October 29, 2013: In a private speech, Clinton asks why the computers of a fugitive whistleblower were not exploited by foreign countries “when my cell phone was going to be exploited.”

Clinton was keynote speaker at Goldman Sachs annual dinner that was hosted at the Clinton Global Initiative on September 23, 2013. (Credit: public domain)

Clinton was keynote speaker at Goldman Sachs annual dinner that was hosted at the Clinton Global Initiative on September 23, 2014. (Credit: public domain)

Clinton gives a private paid speech for Goldman Sachs, a financial services company. In it, she says, “[W]hat I think is true, despite [NSA fugitive whistleblower Edward] Snowden’s denials, is that if he actually showed up in Hong Kong [China] with computers and then showed up in Mexico with computers. Why are those computers not exploited when my cell phone was going to be exploited?” (Snowden was on the run from the US government and eventually settled in Russia earlier in 2013.)

The comments will be flagged as potentially politically embarrassing by Tony Carrk, Clinton’s research director, due to later revelations of Clinton’s poor security of her BlackBerry while Secretary of State. FBI Director James Comey will later call her “extremely careless.” Although the comment is made in private, Carrk’s January 2016 email mentioning the quote will be made public by WikiLeaks in October 2016. (WikiLeaks, 10/7/2016)

March 27, 2015: Blumenthal sent Clinton intelligence apparently based on NSA wiretapping of top European leaders.

Angela Merkel (Credit: The Associated Press)

Angela Merkel (Credit: The Associated Press)

Gawker reveals that Sid Blumenthal’s emails to Clinton appear to contain information from highly classified NSA intercepts of German Prime Minister Angela Merkel. It is not stated when, but one of Blumenthal’s emails details conversations between Merkel and her finance minister Wolfgang Schäuble about French President Francois Hollande (who was elected in 2012). Blumenthal marked the email with a warning: “THIS INFORMATION COMES FROM AN EXTREMELY SENSITIVE SOURCE.” (Gawker, 3/27/2015) 

In 2013, whistleblower Edward Snowden revealed that the NSA had tapped Merkel’s phone for many years. In July 2015, it will be revealed that the phones of Germany’s ministers were tapped by the NSA as well. (The Guardian, 7/1/2015) It is not clear how Blumenthal gets such intelligence, since he is a private citizen with no security clearance at the time.

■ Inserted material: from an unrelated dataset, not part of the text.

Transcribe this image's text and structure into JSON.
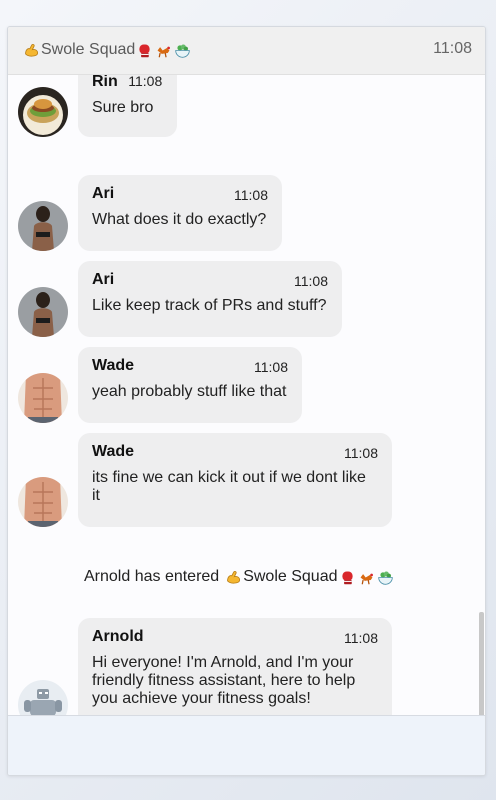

September 3, 2015: Snowden criticizes Clinton for her use of a private server.

Edward Snowden (Credit: Barton Gellman / Getty Images)

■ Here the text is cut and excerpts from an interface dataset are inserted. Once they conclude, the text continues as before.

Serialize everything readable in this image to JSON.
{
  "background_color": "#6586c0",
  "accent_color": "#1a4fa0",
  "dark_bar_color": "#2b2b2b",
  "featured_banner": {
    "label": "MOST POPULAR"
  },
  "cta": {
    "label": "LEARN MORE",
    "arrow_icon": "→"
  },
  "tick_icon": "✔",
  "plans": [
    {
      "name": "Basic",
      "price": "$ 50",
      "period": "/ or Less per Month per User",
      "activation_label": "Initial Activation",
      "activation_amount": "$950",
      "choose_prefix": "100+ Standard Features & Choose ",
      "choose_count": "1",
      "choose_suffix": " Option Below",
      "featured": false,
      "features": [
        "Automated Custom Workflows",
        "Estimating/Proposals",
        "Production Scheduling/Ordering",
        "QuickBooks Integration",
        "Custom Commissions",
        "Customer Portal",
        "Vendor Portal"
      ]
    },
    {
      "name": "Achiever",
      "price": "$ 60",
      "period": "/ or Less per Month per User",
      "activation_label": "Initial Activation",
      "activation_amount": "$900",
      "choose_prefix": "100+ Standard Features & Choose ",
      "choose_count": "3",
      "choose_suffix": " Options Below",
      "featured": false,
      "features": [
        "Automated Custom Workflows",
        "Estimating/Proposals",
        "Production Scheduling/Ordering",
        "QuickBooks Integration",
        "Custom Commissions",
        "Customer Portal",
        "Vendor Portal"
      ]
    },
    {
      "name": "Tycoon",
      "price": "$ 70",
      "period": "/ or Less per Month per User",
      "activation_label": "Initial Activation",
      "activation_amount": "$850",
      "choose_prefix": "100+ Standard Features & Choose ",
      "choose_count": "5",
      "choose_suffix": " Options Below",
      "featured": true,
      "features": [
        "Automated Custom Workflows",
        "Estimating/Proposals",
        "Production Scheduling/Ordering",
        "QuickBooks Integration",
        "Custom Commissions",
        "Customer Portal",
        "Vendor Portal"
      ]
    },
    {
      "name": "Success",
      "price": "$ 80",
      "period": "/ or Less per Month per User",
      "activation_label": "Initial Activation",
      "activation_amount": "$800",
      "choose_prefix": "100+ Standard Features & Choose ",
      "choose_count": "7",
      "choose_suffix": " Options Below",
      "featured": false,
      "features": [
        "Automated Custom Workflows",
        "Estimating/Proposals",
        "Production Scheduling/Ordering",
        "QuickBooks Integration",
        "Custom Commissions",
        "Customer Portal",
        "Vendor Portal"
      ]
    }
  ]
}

Edward Snowden (Credit: Barton Gellman / Getty Images)

Former National Security Agency (NSA) contractor turned whistleblower and international fugitive Edward Snowden says that lower-level government employees would “not only lose their jobs, [but] would very likely face prosecution” for doing that. He adds, “Anyone who has the clearances that the secretary of state has or the director of any top level agency has knows how classified information should be handled. When the unclassified systems of the United States government—which has a full time information security staff—regularly get hacked, the idea that someone keeping a private server in the renovated bathroom of a server farm in Colorado, is more secure is completely ridiculous.” (Al Jazeera America, 9/3/2015) 

The last statement is a reference to the fact that Platte River Networks, which managed Clinton’s server from June 2013 until August 2015, did in fact keep her server in a renovated bathroom. (The Daily Mail, 8/18/2015)

July 28, 2016: Whistleblower Edward Snowden criticizes WikiLeaks for its willingness to compromise people’s privacy.

160728EdwardSnowdenDigitalTrends

Edward Snowden (Credit: Digital Trends)

He writes on Twitter, “Democratizing information has never been more vital, and WikiLeaks has helped. But their hostility to even modest curation is a mistake.” Snowden was an NSA contractor, but he has been hiding in Russia to avoid prosecution after exposing illegal surveillance practices by the US government.

On June 22, 2016, Wikileaks released 20,000 Democratic National Committee (DNC) emails. But they didn’t redact names, social security numbers, credit card information, or other personal data. (Raw Story, 7/28/2016)

Later on July 28, 2016, WikiLeaks replies on Twitter with the comment: “@Snowden Opportunism won’t earn you a pardon from Clinton & curation is not censorship of ruling party cash flows.”

When Snowden leaked government documents, he gave them to reporters who made some redactions. Whereas WikiLeaks has seemingly made no redactions at all, as Snowden has pointed out. (The Washington Post, 7/28/2016)